EXERCISE PROMPT »
What you return must match the listing below character for character, minus any pictures.

SUPPLIED INFORMATION »

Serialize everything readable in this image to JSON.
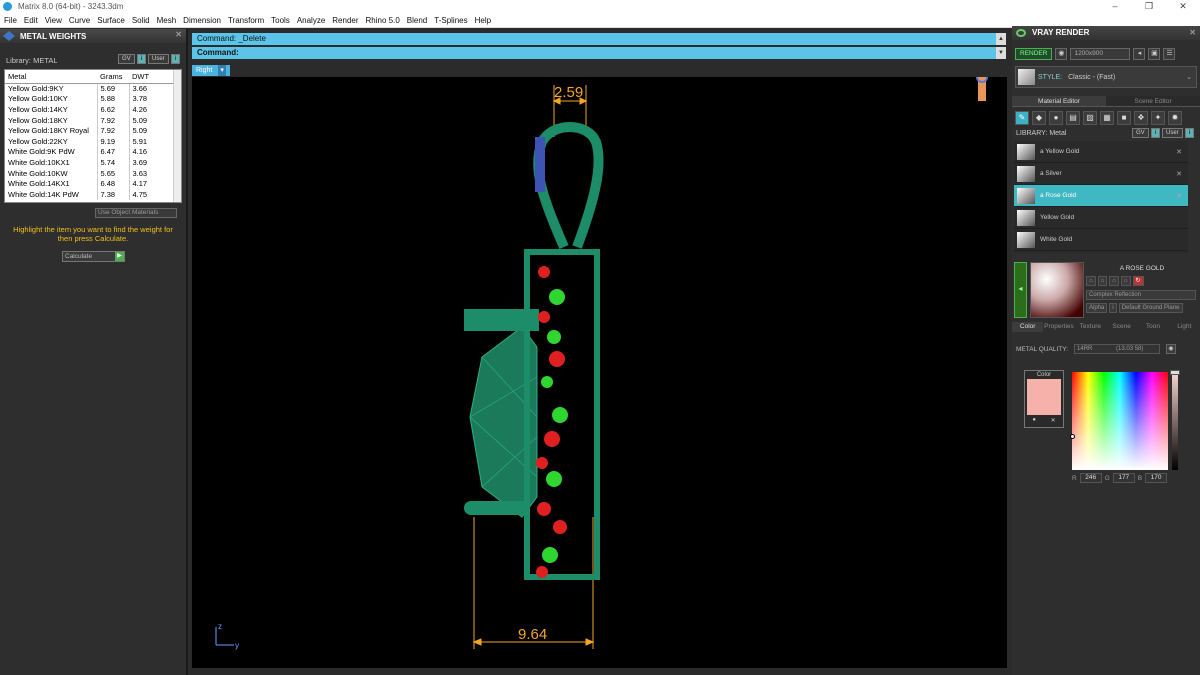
{
  "titlebar": {
    "title": "Matrix 8.0 (64-bit) - 3243.3dm",
    "minimize": "–",
    "maximize": "❐",
    "close": "✕"
  },
  "menu": [
    "File",
    "Edit",
    "View",
    "Curve",
    "Surface",
    "Solid",
    "Mesh",
    "Dimension",
    "Transform",
    "Tools",
    "Analyze",
    "Render",
    "Rhino 5.0",
    "Blend",
    "T-Splines",
    "Help"
  ],
  "left_panel": {
    "title": "METAL WEIGHTS",
    "library_label": "Library: METAL",
    "gv_label": "GV",
    "user_label": "User",
    "columns": [
      "Metal",
      "Grams",
      "DWT"
    ],
    "rows": [
      [
        "Yellow Gold:9KY",
        "5.69",
        "3.66"
      ],
      [
        "Yellow Gold:10KY",
        "5.88",
        "3.78"
      ],
      [
        "Yellow Gold:14KY",
        "6.62",
        "4.26"
      ],
      [
        "Yellow Gold:18KY",
        "7.92",
        "5.09"
      ],
      [
        "Yellow Gold:18KY Royal",
        "7.92",
        "5.09"
      ],
      [
        "Yellow Gold:22KY",
        "9.19",
        "5.91"
      ],
      [
        "White Gold:9K PdW",
        "6.47",
        "4.16"
      ],
      [
        "White Gold:10KX1",
        "5.74",
        "3.69"
      ],
      [
        "White Gold:10KW",
        "5.65",
        "3.63"
      ],
      [
        "White Gold:14KX1",
        "6.48",
        "4.17"
      ],
      [
        "White Gold:14K PdW",
        "7.38",
        "4.75"
      ]
    ],
    "use_object_materials": "Use Object Materials",
    "hint": "Highlight the item you want to find the weight for then press Calculate.",
    "calculate": "Calculate"
  },
  "command": {
    "line1": "Command: _Delete",
    "line2": "Command:"
  },
  "viewport": {
    "name": "Right",
    "dim_top": "2.59",
    "dim_bottom": "9.64",
    "axis_z": "z",
    "axis_y": "y"
  },
  "right_panel": {
    "title": "VRAY RENDER",
    "render_btn": "RENDER",
    "resolution": "1200x900",
    "style_label": "STYLE:",
    "style_value": "Classic - (Fast)",
    "tabs": [
      "Material Editor",
      "Scene Editor"
    ],
    "library_label": "LIBRARY: Metal",
    "gv_label": "GV",
    "user_label": "User",
    "materials": [
      {
        "name": "a Yellow Gold",
        "selected": false,
        "x": "✕"
      },
      {
        "name": "a Silver",
        "selected": false,
        "x": "✕"
      },
      {
        "name": "a Rose Gold",
        "selected": true,
        "x": "✕"
      },
      {
        "name": "Yellow Gold",
        "selected": false,
        "x": ""
      },
      {
        "name": "White Gold",
        "selected": false,
        "x": ""
      }
    ],
    "preview_title": "A ROSE GOLD",
    "reflection": "Complex Reflection",
    "alpha_label": "Alpha",
    "ground_plane": "Default Ground Plane",
    "prop_tabs": [
      "Color",
      "Properties",
      "Texture",
      "Scene",
      "Toon",
      "Light"
    ],
    "metal_quality_label": "METAL QUALITY:",
    "metal_quality_value": "14RR",
    "metal_quality_weight": "(13.03 58)",
    "color_label": "Color",
    "swatch": "#f6b1aa",
    "rgb": {
      "r": "246",
      "g": "177",
      "b": "170"
    }
  }
}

SOLUTION TO THIS TASK »
Serialize everything readable in this image to JSON.
{
  "titlebar": {
    "title": "Matrix 8.0 (64-bit) - 3243.3dm",
    "minimize": "–",
    "maximize": "❐",
    "close": "✕"
  },
  "menu": [
    "File",
    "Edit",
    "View",
    "Curve",
    "Surface",
    "Solid",
    "Mesh",
    "Dimension",
    "Transform",
    "Tools",
    "Analyze",
    "Render",
    "Rhino 5.0",
    "Blend",
    "T-Splines",
    "Help"
  ],
  "left_panel": {
    "title": "METAL WEIGHTS",
    "library_label": "Library: METAL",
    "gv_label": "GV",
    "user_label": "User",
    "columns": [
      "Metal",
      "Grams",
      "DWT"
    ],
    "rows": [
      [
        "Yellow Gold:9KY",
        "5.69",
        "3.66"
      ],
      [
        "Yellow Gold:10KY",
        "5.88",
        "3.78"
      ],
      [
        "Yellow Gold:14KY",
        "6.62",
        "4.26"
      ],
      [
        "Yellow Gold:18KY",
        "7.92",
        "5.09"
      ],
      [
        "Yellow Gold:18KY Royal",
        "7.92",
        "5.09"
      ],
      [
        "Yellow Gold:22KY",
        "9.19",
        "5.91"
      ],
      [
        "White Gold:9K PdW",
        "6.47",
        "4.16"
      ],
      [
        "White Gold:10KX1",
        "5.74",
        "3.69"
      ],
      [
        "White Gold:10KW",
        "5.65",
        "3.63"
      ],
      [
        "White Gold:14KX1",
        "6.48",
        "4.17"
      ],
      [
        "White Gold:14K PdW",
        "7.38",
        "4.75"
      ]
    ],
    "use_object_materials": "Use Object Materials",
    "hint": "Highlight the item you want to find the weight for then press Calculate.",
    "calculate": "Calculate"
  },
  "command": {
    "line1": "Command: _Delete",
    "line2": "Command:"
  },
  "viewport": {
    "name": "Right",
    "dim_top": "2.59",
    "dim_bottom": "9.64",
    "axis_z": "z",
    "axis_y": "y"
  },
  "right_panel": {
    "title": "VRAY RENDER",
    "render_btn": "RENDER",
    "resolution": "1200x900",
    "style_label": "STYLE:",
    "style_value": "Classic - (Fast)",
    "tabs": [
      "Material Editor",
      "Scene Editor"
    ],
    "library_label": "LIBRARY: Metal",
    "gv_label": "GV",
    "user_label": "User",
    "materials": [
      {
        "name": "a Yellow Gold",
        "selected": false,
        "x": "✕"
      },
      {
        "name": "a Silver",
        "selected": false,
        "x": "✕"
      },
      {
        "name": "a Rose Gold",
        "selected": true,
        "x": "✕"
      },
      {
        "name": "Yellow Gold",
        "selected": false,
        "x": ""
      },
      {
        "name": "White Gold",
        "selected": false,
        "x": ""
      }
    ],
    "preview_title": "A ROSE GOLD",
    "reflection": "Complex Reflection",
    "alpha_label": "Alpha",
    "ground_plane": "Default Ground Plane",
    "prop_tabs": [
      "Color",
      "Properties",
      "Texture",
      "Scene",
      "Toon",
      "Light"
    ],
    "metal_quality_label": "METAL QUALITY:",
    "metal_quality_value": "14RR",
    "metal_quality_weight": "(13.03 58)",
    "color_label": "Color",
    "swatch": "#f6b1aa",
    "rgb": {
      "r": "246",
      "g": "177",
      "b": "170"
    }
  }
}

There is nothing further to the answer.